For every record here, output an exact copy.

- [Dataset]
---+---
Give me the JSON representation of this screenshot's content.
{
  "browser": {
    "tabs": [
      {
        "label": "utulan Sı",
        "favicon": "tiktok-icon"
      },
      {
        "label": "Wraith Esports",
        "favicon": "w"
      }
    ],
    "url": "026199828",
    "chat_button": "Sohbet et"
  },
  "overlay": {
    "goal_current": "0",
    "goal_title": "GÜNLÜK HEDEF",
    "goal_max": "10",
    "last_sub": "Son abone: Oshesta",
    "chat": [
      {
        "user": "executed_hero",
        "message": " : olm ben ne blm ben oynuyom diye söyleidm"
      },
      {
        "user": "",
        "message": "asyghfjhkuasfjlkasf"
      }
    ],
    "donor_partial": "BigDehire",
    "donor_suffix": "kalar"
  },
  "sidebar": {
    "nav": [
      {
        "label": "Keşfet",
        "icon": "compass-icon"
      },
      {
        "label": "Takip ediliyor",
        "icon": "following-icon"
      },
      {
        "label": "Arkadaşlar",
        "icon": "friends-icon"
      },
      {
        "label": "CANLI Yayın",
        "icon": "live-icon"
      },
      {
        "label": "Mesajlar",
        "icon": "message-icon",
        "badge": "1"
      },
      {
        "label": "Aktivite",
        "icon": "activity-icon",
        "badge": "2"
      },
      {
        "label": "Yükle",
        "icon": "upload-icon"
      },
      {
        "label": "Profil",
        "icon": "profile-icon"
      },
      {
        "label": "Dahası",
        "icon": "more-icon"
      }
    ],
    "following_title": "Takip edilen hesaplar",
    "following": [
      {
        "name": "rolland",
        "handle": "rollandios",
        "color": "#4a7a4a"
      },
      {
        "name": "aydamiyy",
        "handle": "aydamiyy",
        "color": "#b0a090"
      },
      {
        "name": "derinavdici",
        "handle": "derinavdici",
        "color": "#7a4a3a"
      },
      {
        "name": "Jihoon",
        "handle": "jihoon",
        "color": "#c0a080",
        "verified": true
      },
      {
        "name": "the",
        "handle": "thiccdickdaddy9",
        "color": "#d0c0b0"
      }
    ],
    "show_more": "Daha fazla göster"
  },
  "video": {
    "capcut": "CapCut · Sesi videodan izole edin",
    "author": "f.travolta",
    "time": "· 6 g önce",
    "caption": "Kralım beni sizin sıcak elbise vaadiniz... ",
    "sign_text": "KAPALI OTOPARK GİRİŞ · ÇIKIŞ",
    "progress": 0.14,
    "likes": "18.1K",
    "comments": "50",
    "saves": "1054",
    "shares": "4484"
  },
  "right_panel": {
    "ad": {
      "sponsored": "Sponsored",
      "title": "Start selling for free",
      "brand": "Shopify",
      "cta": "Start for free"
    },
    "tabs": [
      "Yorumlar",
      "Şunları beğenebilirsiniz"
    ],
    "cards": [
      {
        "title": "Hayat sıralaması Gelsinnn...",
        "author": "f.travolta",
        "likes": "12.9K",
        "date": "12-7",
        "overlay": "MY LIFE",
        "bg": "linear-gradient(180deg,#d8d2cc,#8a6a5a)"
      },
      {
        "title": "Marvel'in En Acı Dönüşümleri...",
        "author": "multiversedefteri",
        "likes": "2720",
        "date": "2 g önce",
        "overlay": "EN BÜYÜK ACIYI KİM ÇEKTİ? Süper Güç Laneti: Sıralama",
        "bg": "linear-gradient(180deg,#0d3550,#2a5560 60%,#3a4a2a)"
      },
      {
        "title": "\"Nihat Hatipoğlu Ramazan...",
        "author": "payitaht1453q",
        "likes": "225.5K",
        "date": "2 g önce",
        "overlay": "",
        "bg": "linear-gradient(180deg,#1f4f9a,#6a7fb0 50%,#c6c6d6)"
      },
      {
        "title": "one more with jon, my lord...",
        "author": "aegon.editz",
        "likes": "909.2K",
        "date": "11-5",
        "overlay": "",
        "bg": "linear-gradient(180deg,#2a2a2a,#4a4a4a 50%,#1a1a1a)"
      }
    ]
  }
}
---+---
- [Exercise output]
Give me the JSON representation of this screenshot's content.
{
  "browser": {
    "tabs": [
      {
        "label": "utulan Sı",
        "favicon": "tiktok-icon"
      },
      {
        "label": "Wraith Esports",
        "favicon": "w"
      }
    ],
    "url": "026199828",
    "chat_button": "Sohbet et"
  },
  "overlay": {
    "goal_current": "0",
    "goal_title": "GÜNLÜK HEDEF",
    "goal_max": "10",
    "last_sub": "Son abone: Oshesta",
    "chat": [
      {
        "user": "executed_hero",
        "message": " : olm ben ne blm ben oynuyom diye söyleidm"
      },
      {
        "user": "",
        "message": "asyghfjhkuasfjlkasf"
      }
    ],
    "donor_partial": "BigDehire",
    "donor_suffix": "kalar"
  },
  "sidebar": {
    "nav": [
      {
        "label": "Keşfet",
        "icon": "compass-icon"
      },
      {
        "label": "Takip ediliyor",
        "icon": "following-icon"
      },
      {
        "label": "Arkadaşlar",
        "icon": "friends-icon"
      },
      {
        "label": "CANLI Yayın",
        "icon": "live-icon"
      },
      {
        "label": "Mesajlar",
        "icon": "message-icon",
        "badge": "1"
      },
      {
        "label": "Aktivite",
        "icon": "activity-icon",
        "badge": "2"
      },
      {
        "label": "Yükle",
        "icon": "upload-icon"
      },
      {
        "label": "Profil",
        "icon": "profile-icon"
      },
      {
        "label": "Dahası",
        "icon": "more-icon"
      }
    ],
    "following_title": "Takip edilen hesaplar",
    "following": [
      {
        "name": "rolland",
        "handle": "rollandios",
        "color": "#4a7a4a"
      },
      {
        "name": "aydamiyy",
        "handle": "aydamiyy",
        "color": "#b0a090"
      },
      {
        "name": "derinavdici",
        "handle": "derinavdici",
        "color": "#7a4a3a"
      },
      {
        "name": "Jihoon",
        "handle": "jihoon",
        "color": "#c0a080",
        "verified": true
      },
      {
        "name": "the",
        "handle": "thiccdickdaddy9",
        "color": "#d0c0b0"
      }
    ],
    "show_more": "Daha fazla göster"
  },
  "video": {
    "capcut": "CapCut · Sesi videodan izole edin",
    "author": "f.travolta",
    "time": "· 6 g önce",
    "caption": "Kralım beni sizin sıcak elbise vaadiniz... ",
    "sign_text": "KAPALI OTOPARK GİRİŞ · ÇIKIŞ",
    "progress": 0.14,
    "likes": "18.1K",
    "comments": "50",
    "saves": "1054",
    "shares": "4484"
  },
  "right_panel": {
    "ad": {
      "sponsored": "Sponsored",
      "title": "Start selling for free",
      "brand": "Shopify",
      "cta": "Start for free"
    },
    "tabs": [
      "Yorumlar",
      "Şunları beğenebilirsiniz"
    ],
    "cards": [
      {
        "title": "Hayat sıralaması Gelsinnn...",
        "author": "f.travolta",
        "likes": "12.9K",
        "date": "12-7",
        "overlay": "MY LIFE",
        "bg": "linear-gradient(180deg,#d8d2cc,#8a6a5a)"
      },
      {
        "title": "Marvel'in En Acı Dönüşümleri...",
        "author": "multiversedefteri",
        "likes": "2720",
        "date": "2 g önce",
        "overlay": "EN BÜYÜK ACIYI KİM ÇEKTİ? Süper Güç Laneti: Sıralama",
        "bg": "linear-gradient(180deg,#0d3550,#2a5560 60%,#3a4a2a)"
      },
      {
        "title": "\"Nihat Hatipoğlu Ramazan...",
        "author": "payitaht1453q",
        "likes": "225.5K",
        "date": "2 g önce",
        "overlay": "",
        "bg": "linear-gradient(180deg,#1f4f9a,#6a7fb0 50%,#c6c6d6)"
      },
      {
        "title": "one more with jon, my lord...",
        "author": "aegon.editz",
        "likes": "909.2K",
        "date": "11-5",
        "overlay": "",
        "bg": "linear-gradient(180deg,#2a2a2a,#4a4a4a 50%,#1a1a1a)"
      }
    ]
  }
}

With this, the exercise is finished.